Activity - Find how many lines below mention "ステージを追加する". Nothing but the number is needed.

Records from a data source:
______________________________
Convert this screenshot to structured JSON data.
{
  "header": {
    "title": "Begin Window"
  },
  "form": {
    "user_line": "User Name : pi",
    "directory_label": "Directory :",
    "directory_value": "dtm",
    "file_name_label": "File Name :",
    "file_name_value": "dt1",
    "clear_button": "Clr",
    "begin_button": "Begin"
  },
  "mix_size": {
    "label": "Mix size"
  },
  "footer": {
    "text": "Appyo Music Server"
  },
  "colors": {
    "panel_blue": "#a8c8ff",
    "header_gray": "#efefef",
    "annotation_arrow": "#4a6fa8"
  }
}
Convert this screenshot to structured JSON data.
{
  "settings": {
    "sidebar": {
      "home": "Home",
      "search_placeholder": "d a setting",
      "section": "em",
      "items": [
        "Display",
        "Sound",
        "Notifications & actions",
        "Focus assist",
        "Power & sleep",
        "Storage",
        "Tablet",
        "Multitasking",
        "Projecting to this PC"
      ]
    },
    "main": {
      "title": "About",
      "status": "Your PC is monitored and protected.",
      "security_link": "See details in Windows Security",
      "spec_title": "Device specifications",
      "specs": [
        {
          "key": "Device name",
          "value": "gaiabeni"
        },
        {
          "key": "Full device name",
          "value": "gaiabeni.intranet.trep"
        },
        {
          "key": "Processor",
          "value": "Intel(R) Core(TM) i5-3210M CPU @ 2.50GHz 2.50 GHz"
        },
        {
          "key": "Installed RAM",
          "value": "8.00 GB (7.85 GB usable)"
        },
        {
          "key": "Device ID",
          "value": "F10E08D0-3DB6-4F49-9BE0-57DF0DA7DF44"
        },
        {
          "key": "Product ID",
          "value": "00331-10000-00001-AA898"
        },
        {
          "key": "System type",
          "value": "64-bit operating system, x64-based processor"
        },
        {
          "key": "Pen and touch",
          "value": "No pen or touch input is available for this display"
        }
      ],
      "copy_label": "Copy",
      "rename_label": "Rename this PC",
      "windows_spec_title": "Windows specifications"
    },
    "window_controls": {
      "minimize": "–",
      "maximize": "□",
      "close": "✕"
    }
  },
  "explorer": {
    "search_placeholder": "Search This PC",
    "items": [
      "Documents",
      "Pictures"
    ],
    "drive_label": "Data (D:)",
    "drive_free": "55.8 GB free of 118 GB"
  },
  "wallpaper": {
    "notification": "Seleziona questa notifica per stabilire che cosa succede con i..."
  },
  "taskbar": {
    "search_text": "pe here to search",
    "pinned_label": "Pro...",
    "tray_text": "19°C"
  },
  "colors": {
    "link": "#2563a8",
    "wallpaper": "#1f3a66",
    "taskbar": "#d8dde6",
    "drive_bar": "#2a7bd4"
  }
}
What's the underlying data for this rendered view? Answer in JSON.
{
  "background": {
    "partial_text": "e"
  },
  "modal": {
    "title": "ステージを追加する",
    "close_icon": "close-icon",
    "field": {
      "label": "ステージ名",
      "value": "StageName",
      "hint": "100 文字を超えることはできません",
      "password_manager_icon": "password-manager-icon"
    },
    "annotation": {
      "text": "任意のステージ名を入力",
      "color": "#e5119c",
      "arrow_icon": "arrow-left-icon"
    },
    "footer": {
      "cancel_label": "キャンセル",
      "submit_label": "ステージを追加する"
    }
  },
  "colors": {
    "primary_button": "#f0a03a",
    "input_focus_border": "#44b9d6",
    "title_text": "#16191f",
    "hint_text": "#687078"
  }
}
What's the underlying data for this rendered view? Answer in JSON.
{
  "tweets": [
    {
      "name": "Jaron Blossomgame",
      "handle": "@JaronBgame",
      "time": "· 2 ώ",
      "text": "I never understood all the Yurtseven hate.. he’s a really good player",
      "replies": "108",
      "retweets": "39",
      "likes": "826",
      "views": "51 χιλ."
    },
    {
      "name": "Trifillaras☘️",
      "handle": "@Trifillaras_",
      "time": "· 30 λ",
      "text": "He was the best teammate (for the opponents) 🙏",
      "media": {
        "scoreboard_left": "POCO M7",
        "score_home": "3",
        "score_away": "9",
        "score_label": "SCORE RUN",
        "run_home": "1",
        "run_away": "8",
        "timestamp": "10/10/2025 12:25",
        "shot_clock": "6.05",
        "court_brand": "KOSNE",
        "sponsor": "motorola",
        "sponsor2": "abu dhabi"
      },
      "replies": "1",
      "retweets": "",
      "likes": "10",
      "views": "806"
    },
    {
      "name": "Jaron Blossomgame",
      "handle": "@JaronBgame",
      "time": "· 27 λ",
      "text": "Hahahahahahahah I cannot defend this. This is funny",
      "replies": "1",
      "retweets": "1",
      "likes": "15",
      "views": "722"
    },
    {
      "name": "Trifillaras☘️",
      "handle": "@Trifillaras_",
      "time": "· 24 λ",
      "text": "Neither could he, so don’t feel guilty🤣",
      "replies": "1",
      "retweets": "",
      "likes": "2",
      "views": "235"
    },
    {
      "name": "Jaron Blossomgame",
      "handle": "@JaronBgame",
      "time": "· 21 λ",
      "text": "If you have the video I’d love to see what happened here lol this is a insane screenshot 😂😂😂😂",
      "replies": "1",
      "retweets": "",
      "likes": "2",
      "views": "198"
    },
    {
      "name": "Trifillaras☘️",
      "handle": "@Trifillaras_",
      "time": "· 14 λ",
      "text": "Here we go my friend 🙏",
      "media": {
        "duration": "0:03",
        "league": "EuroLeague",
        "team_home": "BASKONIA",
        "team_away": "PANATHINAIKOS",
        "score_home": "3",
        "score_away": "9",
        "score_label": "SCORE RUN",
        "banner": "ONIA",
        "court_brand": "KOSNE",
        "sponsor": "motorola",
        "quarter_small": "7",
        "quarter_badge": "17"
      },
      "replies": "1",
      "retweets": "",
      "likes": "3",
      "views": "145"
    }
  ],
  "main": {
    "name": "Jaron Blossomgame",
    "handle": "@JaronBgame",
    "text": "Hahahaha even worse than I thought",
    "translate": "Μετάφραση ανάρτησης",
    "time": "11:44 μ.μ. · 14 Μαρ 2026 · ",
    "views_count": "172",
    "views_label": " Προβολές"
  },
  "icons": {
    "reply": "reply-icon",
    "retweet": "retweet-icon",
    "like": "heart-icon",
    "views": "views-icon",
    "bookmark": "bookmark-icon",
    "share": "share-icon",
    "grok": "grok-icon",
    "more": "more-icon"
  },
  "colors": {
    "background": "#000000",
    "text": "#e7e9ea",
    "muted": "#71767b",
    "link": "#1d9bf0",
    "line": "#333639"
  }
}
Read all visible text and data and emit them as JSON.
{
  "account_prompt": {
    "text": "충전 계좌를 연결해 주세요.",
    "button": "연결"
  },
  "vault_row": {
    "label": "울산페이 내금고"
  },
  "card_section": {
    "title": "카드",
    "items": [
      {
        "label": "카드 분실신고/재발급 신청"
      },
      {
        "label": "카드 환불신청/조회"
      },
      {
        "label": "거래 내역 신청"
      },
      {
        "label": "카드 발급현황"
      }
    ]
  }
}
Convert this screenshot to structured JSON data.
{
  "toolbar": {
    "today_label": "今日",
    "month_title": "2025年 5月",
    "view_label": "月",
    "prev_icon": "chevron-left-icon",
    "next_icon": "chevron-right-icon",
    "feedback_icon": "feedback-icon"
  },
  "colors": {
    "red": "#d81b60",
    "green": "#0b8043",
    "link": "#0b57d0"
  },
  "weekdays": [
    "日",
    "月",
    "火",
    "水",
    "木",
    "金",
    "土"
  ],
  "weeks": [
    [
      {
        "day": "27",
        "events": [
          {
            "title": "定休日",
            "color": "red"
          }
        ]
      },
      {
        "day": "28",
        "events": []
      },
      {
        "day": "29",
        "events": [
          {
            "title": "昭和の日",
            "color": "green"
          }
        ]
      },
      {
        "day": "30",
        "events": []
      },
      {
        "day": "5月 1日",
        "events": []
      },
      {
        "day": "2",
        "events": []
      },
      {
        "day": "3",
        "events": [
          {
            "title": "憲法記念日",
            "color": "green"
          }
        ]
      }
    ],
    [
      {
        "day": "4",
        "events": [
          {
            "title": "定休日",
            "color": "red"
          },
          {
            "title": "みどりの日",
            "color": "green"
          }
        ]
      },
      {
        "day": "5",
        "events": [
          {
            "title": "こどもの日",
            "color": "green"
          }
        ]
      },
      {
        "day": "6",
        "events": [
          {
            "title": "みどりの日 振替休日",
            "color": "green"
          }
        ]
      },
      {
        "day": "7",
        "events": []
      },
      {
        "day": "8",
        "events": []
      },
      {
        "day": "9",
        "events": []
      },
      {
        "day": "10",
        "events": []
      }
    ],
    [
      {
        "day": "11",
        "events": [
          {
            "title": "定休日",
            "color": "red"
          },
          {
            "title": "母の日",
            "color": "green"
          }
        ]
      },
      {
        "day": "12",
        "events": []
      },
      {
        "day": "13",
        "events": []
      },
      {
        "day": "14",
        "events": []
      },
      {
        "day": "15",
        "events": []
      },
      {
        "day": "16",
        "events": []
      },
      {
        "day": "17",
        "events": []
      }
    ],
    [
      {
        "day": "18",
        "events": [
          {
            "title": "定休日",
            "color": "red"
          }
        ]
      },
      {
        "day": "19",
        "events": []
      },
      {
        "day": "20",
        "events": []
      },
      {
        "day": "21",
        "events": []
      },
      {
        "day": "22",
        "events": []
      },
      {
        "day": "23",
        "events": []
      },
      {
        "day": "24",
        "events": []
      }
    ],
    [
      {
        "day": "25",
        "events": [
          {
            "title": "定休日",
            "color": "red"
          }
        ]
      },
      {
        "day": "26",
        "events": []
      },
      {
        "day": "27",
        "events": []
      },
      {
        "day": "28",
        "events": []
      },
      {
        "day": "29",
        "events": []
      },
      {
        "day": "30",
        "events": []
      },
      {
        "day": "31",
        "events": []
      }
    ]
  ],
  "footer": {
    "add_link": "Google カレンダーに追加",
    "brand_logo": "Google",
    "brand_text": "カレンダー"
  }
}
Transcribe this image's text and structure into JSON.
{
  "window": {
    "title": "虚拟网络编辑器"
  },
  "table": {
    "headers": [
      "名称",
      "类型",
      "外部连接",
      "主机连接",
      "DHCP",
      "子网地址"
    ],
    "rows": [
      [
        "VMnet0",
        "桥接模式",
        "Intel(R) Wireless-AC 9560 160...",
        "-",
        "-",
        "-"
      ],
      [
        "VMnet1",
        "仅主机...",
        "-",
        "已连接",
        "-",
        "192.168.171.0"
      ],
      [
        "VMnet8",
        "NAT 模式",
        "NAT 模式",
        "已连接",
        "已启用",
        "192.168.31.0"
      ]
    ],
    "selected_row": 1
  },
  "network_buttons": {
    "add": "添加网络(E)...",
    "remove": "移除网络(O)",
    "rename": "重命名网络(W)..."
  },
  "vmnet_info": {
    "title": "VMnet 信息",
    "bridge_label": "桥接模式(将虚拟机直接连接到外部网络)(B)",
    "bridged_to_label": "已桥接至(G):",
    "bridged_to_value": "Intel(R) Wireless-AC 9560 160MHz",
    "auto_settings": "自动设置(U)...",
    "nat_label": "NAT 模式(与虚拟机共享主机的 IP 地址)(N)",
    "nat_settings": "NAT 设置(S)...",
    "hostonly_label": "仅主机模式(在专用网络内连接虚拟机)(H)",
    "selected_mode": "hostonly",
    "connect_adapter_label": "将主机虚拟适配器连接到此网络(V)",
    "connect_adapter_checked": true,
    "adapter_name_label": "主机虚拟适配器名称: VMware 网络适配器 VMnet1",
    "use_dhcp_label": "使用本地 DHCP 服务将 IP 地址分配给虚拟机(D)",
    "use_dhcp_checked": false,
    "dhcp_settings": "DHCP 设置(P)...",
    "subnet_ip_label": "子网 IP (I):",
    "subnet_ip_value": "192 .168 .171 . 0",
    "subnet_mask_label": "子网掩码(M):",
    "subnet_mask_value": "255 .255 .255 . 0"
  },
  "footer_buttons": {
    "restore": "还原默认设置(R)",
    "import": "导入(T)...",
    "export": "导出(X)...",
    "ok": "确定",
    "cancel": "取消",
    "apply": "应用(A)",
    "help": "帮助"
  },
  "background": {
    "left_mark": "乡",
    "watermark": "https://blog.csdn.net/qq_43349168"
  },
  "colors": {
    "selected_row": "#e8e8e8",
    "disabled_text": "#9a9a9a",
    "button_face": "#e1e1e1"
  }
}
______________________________
Response to this exercise - 2